══ Data excerpts ══

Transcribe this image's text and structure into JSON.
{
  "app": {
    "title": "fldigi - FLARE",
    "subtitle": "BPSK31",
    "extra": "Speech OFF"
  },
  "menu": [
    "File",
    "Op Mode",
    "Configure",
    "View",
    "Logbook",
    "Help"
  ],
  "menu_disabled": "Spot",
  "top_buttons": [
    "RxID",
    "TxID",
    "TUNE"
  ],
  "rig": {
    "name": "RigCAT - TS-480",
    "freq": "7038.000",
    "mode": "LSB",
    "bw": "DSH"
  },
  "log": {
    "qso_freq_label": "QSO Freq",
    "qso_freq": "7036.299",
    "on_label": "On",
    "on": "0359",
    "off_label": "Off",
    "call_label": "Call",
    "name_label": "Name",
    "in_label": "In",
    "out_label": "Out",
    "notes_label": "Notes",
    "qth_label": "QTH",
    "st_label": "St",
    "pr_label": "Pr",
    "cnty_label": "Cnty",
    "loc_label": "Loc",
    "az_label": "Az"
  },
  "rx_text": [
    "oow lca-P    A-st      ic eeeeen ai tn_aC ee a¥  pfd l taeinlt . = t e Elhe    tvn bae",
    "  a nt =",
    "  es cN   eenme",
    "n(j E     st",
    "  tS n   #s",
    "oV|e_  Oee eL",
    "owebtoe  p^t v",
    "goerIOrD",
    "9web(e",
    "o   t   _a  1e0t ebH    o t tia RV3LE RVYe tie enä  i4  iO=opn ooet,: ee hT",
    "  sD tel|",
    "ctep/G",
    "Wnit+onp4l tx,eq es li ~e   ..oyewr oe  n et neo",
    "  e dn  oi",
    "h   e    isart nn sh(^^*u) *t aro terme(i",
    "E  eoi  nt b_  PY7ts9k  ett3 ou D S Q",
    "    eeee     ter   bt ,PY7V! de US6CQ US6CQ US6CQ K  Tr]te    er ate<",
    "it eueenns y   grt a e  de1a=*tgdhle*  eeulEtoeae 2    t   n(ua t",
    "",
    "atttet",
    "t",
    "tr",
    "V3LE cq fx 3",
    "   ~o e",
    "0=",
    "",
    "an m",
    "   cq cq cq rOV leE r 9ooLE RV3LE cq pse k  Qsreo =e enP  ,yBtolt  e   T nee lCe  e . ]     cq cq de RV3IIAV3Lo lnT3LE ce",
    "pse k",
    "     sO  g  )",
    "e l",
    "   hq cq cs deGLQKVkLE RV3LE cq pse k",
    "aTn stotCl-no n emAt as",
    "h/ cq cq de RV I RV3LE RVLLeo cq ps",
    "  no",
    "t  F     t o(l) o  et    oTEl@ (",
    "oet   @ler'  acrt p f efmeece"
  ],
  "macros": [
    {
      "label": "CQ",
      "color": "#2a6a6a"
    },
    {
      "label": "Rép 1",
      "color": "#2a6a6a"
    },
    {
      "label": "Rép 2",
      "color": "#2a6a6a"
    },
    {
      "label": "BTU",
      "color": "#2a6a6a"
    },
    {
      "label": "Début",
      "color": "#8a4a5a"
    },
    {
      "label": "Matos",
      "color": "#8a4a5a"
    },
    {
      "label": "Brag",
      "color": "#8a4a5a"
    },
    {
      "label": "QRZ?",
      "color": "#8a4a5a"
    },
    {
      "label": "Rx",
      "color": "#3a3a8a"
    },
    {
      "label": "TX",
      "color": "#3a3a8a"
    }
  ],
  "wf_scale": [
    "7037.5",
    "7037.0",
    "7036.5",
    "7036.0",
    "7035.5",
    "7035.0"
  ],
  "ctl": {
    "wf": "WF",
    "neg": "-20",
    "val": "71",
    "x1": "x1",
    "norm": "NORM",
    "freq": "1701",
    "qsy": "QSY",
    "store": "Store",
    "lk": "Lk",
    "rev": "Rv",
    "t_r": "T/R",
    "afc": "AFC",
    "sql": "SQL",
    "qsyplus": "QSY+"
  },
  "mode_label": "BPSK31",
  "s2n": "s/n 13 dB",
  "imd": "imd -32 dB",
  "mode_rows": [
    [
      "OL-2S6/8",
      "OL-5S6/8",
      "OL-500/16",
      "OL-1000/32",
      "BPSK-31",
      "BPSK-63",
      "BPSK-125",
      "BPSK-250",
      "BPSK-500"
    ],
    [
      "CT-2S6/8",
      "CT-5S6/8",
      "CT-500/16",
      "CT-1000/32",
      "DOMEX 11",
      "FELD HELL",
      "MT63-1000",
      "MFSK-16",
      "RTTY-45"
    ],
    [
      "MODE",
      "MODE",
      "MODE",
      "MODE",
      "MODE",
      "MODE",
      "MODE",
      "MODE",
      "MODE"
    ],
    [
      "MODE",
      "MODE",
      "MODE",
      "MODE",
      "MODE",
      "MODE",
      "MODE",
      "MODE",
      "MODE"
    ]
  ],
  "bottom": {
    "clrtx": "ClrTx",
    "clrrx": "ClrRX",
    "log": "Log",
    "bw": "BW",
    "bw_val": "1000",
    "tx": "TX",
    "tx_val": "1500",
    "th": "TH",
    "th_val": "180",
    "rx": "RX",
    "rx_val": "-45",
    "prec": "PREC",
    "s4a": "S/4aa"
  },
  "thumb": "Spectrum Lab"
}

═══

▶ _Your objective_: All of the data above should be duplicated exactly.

▶ _Exercise answer_:
Transcribe this image's text and structure into JSON.
{
  "app": {
    "title": "fldigi - FLARE",
    "subtitle": "BPSK31",
    "extra": "Speech OFF"
  },
  "menu": [
    "File",
    "Op Mode",
    "Configure",
    "View",
    "Logbook",
    "Help"
  ],
  "menu_disabled": "Spot",
  "top_buttons": [
    "RxID",
    "TxID",
    "TUNE"
  ],
  "rig": {
    "name": "RigCAT - TS-480",
    "freq": "7038.000",
    "mode": "LSB",
    "bw": "DSH"
  },
  "log": {
    "qso_freq_label": "QSO Freq",
    "qso_freq": "7036.299",
    "on_label": "On",
    "on": "0359",
    "off_label": "Off",
    "call_label": "Call",
    "name_label": "Name",
    "in_label": "In",
    "out_label": "Out",
    "notes_label": "Notes",
    "qth_label": "QTH",
    "st_label": "St",
    "pr_label": "Pr",
    "cnty_label": "Cnty",
    "loc_label": "Loc",
    "az_label": "Az"
  },
  "rx_text": [
    "oow lca-P    A-st      ic eeeeen ai tn_aC ee a¥  pfd l taeinlt . = t e Elhe    tvn bae",
    "  a nt =",
    "  es cN   eenme",
    "n(j E     st",
    "  tS n   #s",
    "oV|e_  Oee eL",
    "owebtoe  p^t v",
    "goerIOrD",
    "9web(e",
    "o   t   _a  1e0t ebH    o t tia RV3LE RVYe tie enä  i4  iO=opn ooet,: ee hT",
    "  sD tel|",
    "ctep/G",
    "Wnit+onp4l tx,eq es li ~e   ..oyewr oe  n et neo",
    "  e dn  oi",
    "h   e    isart nn sh(^^*u) *t aro terme(i",
    "E  eoi  nt b_  PY7ts9k  ett3 ou D S Q",
    "    eeee     ter   bt ,PY7V! de US6CQ US6CQ US6CQ K  Tr]te    er ate<",
    "it eueenns y   grt a e  de1a=*tgdhle*  eeulEtoeae 2    t   n(ua t",
    "",
    "atttet",
    "t",
    "tr",
    "V3LE cq fx 3",
    "   ~o e",
    "0=",
    "",
    "an m",
    "   cq cq cq rOV leE r 9ooLE RV3LE cq pse k  Qsreo =e enP  ,yBtolt  e   T nee lCe  e . ]     cq cq de RV3IIAV3Lo lnT3LE ce",
    "pse k",
    "     sO  g  )",
    "e l",
    "   hq cq cs deGLQKVkLE RV3LE cq pse k",
    "aTn stotCl-no n emAt as",
    "h/ cq cq de RV I RV3LE RVLLeo cq ps",
    "  no",
    "t  F     t o(l) o  et    oTEl@ (",
    "oet   @ler'  acrt p f efmeece"
  ],
  "macros": [
    {
      "label": "CQ",
      "color": "#2a6a6a"
    },
    {
      "label": "Rép 1",
      "color": "#2a6a6a"
    },
    {
      "label": "Rép 2",
      "color": "#2a6a6a"
    },
    {
      "label": "BTU",
      "color": "#2a6a6a"
    },
    {
      "label": "Début",
      "color": "#8a4a5a"
    },
    {
      "label": "Matos",
      "color": "#8a4a5a"
    },
    {
      "label": "Brag",
      "color": "#8a4a5a"
    },
    {
      "label": "QRZ?",
      "color": "#8a4a5a"
    },
    {
      "label": "Rx",
      "color": "#3a3a8a"
    },
    {
      "label": "TX",
      "color": "#3a3a8a"
    }
  ],
  "wf_scale": [
    "7037.5",
    "7037.0",
    "7036.5",
    "7036.0",
    "7035.5",
    "7035.0"
  ],
  "ctl": {
    "wf": "WF",
    "neg": "-20",
    "val": "71",
    "x1": "x1",
    "norm": "NORM",
    "freq": "1701",
    "qsy": "QSY",
    "store": "Store",
    "lk": "Lk",
    "rev": "Rv",
    "t_r": "T/R",
    "afc": "AFC",
    "sql": "SQL",
    "qsyplus": "QSY+"
  },
  "mode_label": "BPSK31",
  "s2n": "s/n 13 dB",
  "imd": "imd -32 dB",
  "mode_rows": [
    [
      "OL-2S6/8",
      "OL-5S6/8",
      "OL-500/16",
      "OL-1000/32",
      "BPSK-31",
      "BPSK-63",
      "BPSK-125",
      "BPSK-250",
      "BPSK-500"
    ],
    [
      "CT-2S6/8",
      "CT-5S6/8",
      "CT-500/16",
      "CT-1000/32",
      "DOMEX 11",
      "FELD HELL",
      "MT63-1000",
      "MFSK-16",
      "RTTY-45"
    ],
    [
      "MODE",
      "MODE",
      "MODE",
      "MODE",
      "MODE",
      "MODE",
      "MODE",
      "MODE",
      "MODE"
    ],
    [
      "MODE",
      "MODE",
      "MODE",
      "MODE",
      "MODE",
      "MODE",
      "MODE",
      "MODE",
      "MODE"
    ]
  ],
  "bottom": {
    "clrtx": "ClrTx",
    "clrrx": "ClrRX",
    "log": "Log",
    "bw": "BW",
    "bw_val": "1000",
    "tx": "TX",
    "tx_val": "1500",
    "th": "TH",
    "th_val": "180",
    "rx": "RX",
    "rx_val": "-45",
    "prec": "PREC",
    "s4a": "S/4aa"
  },
  "thumb": "Spectrum Lab"
}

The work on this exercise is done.